My urban garden is compact and manageable – just as well I don’t have acres of land to manage as it can be very hot here! However, if I did have acres of land I could keep pigs and chickens which I adore, so life is about compromise.
I grow (attempt to grow): fruit and vegetables, herbs, cacti and succulents, flowering shrubs and perhaps the biggest challenge – container gardening.
Despite my ongoing battle to dissuade the bugs that my humble plot is not a Michelin star restaurant I now endeavour not to use pesticides. So if you have any natural remedies you can recommend please share!
Visitors to “PiP’s” gourmet garden restaurant
Turn up the sound and listen to the poem I dedicated to some of the bugs that taunt me!
The Ugly Bug Spring Jive by PiP
With the Herald of Spring the bugs start to arrive
in my Garden of Eden for the “Ugly Bug Jive”.
The weird and the ugly they give me the jitters
who may I ask invented these critters?
There are black bugs and green bugs and stripey ones too
perhaps they’ve escaped from the Ugly Bug zoo?.
Grass hoppers and spiders arrive at my door
the Jive’s in full swing so they take to the floor.
The Ugly Bug Jive is now the “In” thing
and a great way to cheer, the arrival of Spring.
The birds, snakes and lizards come looking for lunch
The “Ugly Bug” guests look an appetising bunch…

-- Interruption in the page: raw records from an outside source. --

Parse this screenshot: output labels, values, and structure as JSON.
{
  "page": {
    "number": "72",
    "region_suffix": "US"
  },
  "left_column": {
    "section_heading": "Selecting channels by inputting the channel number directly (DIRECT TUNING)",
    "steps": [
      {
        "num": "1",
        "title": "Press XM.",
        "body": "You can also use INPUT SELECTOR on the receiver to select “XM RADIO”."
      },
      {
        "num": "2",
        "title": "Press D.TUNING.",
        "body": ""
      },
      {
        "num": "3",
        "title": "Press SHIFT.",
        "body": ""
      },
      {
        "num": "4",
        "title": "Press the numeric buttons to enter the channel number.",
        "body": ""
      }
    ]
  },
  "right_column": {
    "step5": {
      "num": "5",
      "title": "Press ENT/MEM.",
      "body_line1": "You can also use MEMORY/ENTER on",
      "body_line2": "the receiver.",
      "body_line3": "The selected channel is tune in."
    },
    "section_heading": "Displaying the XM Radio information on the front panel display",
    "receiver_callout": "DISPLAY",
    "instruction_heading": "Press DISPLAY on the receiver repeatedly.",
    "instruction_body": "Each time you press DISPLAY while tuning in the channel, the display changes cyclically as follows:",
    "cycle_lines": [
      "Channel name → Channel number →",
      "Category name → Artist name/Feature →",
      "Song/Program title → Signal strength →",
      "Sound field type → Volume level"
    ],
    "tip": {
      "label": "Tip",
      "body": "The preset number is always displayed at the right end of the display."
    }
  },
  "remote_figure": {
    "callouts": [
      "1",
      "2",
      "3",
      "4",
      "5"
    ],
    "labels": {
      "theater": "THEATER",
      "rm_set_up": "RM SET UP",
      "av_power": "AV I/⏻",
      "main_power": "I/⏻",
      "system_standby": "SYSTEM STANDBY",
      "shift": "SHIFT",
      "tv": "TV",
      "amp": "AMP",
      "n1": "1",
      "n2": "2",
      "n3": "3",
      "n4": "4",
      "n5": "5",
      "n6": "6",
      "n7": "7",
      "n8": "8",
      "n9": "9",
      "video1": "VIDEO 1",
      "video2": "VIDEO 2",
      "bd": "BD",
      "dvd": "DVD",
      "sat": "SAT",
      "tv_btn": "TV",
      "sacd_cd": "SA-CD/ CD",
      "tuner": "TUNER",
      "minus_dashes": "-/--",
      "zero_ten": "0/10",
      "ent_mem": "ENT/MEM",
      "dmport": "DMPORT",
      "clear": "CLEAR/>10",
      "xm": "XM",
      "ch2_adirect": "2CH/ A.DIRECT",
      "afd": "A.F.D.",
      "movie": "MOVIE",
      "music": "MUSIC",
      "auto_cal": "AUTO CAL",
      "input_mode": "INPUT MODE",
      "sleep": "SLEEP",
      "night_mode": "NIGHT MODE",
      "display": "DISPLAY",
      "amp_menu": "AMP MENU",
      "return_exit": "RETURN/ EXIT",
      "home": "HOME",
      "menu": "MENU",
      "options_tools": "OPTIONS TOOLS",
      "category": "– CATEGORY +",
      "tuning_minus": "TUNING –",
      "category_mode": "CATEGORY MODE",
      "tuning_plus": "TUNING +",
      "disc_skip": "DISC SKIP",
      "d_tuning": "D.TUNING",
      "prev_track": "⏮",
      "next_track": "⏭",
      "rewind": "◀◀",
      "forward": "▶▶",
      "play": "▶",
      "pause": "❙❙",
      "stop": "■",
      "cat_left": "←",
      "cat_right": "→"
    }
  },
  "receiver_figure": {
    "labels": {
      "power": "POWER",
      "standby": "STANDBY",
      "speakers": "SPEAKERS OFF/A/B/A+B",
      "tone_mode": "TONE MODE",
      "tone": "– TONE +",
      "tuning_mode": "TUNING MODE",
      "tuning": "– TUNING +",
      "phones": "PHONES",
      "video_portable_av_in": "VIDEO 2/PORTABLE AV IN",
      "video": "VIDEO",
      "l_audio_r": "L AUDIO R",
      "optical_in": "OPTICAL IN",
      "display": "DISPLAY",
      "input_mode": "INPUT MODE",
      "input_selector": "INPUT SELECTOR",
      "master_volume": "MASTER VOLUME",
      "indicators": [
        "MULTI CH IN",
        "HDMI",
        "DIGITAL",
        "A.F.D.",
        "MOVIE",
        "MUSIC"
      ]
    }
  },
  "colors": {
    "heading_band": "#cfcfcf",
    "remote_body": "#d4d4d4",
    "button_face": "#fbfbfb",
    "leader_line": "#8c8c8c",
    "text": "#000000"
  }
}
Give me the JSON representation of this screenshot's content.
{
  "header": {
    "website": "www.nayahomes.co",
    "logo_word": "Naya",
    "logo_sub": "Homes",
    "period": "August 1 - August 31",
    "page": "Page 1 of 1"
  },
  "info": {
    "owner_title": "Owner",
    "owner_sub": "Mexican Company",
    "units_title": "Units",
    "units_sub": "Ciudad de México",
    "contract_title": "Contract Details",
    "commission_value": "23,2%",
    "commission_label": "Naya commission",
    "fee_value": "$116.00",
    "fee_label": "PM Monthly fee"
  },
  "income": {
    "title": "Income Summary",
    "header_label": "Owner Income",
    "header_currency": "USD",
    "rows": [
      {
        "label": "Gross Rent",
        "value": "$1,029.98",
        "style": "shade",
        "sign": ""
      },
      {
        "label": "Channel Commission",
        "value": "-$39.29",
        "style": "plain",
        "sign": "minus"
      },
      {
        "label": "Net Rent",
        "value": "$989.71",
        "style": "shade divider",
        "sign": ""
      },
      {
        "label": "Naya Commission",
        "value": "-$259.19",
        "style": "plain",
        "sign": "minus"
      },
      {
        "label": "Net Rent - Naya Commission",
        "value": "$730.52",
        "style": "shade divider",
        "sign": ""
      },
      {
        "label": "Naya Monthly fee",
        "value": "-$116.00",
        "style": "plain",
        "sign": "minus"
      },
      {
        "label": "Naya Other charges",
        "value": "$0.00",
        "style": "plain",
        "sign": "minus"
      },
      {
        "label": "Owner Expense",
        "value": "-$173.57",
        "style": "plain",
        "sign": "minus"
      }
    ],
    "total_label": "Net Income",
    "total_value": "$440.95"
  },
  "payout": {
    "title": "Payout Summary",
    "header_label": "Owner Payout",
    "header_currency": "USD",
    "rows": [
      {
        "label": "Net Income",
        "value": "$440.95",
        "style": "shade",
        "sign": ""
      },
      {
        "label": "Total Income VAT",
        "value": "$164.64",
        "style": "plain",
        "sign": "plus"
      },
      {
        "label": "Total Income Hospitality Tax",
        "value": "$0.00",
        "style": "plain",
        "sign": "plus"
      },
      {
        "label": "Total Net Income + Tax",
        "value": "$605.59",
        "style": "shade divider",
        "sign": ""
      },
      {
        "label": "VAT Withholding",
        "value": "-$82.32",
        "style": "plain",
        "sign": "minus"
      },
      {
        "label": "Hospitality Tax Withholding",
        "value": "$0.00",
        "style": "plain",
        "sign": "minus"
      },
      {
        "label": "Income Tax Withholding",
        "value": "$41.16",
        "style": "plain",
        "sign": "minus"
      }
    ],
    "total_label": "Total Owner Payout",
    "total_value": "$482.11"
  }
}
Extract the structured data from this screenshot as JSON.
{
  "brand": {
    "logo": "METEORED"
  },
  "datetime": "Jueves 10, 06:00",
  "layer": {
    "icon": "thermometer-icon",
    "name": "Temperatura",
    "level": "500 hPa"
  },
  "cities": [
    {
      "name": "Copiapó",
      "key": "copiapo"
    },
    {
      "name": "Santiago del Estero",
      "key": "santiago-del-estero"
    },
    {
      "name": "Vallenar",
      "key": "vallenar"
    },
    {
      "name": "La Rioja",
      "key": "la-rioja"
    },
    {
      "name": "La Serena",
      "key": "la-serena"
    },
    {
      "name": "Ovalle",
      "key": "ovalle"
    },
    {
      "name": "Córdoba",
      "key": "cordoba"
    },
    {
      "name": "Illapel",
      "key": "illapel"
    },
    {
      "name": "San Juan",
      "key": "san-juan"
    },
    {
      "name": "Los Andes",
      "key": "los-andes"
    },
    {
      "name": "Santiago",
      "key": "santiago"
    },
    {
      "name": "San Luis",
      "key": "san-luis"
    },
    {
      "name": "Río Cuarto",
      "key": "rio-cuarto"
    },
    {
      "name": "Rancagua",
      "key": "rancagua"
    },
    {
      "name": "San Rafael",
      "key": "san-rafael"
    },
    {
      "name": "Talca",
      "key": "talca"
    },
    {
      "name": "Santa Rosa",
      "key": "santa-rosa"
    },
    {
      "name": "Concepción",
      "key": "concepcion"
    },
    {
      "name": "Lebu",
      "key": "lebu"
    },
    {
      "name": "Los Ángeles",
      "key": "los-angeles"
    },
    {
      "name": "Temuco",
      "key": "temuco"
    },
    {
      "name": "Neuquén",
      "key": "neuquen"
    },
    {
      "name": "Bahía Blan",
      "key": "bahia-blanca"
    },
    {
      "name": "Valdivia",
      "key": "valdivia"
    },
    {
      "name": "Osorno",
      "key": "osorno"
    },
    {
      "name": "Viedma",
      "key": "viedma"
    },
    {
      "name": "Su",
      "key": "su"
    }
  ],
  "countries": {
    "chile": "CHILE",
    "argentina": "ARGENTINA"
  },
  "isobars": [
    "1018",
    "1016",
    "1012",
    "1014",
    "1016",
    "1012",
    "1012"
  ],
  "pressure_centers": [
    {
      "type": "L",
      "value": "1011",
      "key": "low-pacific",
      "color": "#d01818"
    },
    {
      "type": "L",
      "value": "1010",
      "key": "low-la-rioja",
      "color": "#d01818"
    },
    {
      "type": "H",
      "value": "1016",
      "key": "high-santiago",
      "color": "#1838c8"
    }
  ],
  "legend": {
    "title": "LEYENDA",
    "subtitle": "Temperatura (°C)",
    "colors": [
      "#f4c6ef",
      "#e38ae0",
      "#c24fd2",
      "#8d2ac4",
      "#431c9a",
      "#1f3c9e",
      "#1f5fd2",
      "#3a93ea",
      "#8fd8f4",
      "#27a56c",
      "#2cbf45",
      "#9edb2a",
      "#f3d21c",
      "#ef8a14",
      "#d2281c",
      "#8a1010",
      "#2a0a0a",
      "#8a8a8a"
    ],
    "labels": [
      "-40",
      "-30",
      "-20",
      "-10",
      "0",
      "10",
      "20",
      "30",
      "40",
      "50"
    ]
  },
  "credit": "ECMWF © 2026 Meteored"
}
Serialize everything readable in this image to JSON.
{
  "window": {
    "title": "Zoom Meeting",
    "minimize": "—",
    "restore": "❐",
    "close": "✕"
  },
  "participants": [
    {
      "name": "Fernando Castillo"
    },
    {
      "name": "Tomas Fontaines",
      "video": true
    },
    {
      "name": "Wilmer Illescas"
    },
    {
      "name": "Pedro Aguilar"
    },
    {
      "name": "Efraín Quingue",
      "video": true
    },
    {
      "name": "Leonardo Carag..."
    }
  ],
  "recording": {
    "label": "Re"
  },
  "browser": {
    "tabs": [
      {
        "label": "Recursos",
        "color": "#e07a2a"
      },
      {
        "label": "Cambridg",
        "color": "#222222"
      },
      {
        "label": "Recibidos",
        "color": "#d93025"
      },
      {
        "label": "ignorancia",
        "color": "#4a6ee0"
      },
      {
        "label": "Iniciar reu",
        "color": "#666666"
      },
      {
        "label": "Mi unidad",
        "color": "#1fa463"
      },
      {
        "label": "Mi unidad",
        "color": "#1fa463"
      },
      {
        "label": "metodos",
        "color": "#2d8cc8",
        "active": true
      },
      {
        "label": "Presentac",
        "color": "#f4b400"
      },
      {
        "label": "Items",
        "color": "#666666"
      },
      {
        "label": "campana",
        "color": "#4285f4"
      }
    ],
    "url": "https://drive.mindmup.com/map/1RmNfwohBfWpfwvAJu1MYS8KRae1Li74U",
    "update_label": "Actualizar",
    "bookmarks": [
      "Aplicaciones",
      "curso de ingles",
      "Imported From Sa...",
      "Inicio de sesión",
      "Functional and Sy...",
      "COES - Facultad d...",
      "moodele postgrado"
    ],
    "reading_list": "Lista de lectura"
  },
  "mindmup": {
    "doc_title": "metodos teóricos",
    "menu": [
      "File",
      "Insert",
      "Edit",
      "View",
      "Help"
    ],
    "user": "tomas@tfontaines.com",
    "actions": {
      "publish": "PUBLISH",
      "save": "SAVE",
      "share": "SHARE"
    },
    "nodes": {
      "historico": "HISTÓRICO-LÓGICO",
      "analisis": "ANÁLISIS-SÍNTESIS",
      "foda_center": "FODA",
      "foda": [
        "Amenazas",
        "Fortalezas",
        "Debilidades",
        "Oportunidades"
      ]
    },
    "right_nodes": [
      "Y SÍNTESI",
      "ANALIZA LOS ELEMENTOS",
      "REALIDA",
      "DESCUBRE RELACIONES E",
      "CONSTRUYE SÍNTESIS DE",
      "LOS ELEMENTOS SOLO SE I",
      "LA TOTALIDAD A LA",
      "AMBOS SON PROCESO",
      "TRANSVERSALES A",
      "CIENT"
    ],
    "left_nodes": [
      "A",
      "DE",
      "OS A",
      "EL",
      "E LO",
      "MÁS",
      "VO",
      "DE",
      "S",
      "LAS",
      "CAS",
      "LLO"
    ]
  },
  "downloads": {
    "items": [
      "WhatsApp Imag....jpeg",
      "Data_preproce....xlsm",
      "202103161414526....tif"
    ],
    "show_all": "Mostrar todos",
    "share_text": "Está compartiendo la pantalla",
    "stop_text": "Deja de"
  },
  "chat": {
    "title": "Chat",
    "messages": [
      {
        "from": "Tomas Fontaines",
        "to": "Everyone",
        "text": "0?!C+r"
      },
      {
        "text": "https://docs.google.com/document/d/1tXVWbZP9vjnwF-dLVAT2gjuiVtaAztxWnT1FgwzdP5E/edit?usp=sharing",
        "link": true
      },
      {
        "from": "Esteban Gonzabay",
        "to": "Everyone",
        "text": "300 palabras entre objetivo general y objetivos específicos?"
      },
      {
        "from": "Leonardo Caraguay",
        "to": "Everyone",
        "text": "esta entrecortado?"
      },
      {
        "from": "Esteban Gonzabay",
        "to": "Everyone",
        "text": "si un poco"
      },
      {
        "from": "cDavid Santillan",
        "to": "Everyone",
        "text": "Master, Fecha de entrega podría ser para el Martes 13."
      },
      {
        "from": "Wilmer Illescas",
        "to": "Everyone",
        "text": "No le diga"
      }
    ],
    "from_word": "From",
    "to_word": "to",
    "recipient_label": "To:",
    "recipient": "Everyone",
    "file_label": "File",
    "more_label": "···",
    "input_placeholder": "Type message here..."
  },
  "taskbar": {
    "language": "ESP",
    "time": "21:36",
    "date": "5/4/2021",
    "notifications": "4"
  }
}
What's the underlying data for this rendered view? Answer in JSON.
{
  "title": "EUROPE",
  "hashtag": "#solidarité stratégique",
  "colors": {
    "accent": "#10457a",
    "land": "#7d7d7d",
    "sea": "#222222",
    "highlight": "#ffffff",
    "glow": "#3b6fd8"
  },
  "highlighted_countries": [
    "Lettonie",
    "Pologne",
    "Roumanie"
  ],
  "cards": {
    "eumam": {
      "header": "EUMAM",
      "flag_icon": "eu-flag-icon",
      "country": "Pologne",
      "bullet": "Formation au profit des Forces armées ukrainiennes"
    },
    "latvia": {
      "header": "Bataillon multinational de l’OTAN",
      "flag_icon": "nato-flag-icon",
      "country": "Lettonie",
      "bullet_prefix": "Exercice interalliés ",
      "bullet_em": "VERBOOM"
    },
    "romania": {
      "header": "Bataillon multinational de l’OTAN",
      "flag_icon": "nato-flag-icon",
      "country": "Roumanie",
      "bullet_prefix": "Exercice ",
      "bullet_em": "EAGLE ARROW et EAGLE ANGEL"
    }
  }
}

Battling against the language barrier, uncertainty of what to plant when, humongous insects and a variety of diseases, cruel salt winds and high humidity my little plot in paradise at times presents quite a challenge.
Piglet’s Plot is a diary of my gardening “ups” and “downs”, tips and ideas based on personal experience.
My Michelin star garden restaurant for all bugs and critters…or a diary of my ups and downs while gardening in Portugal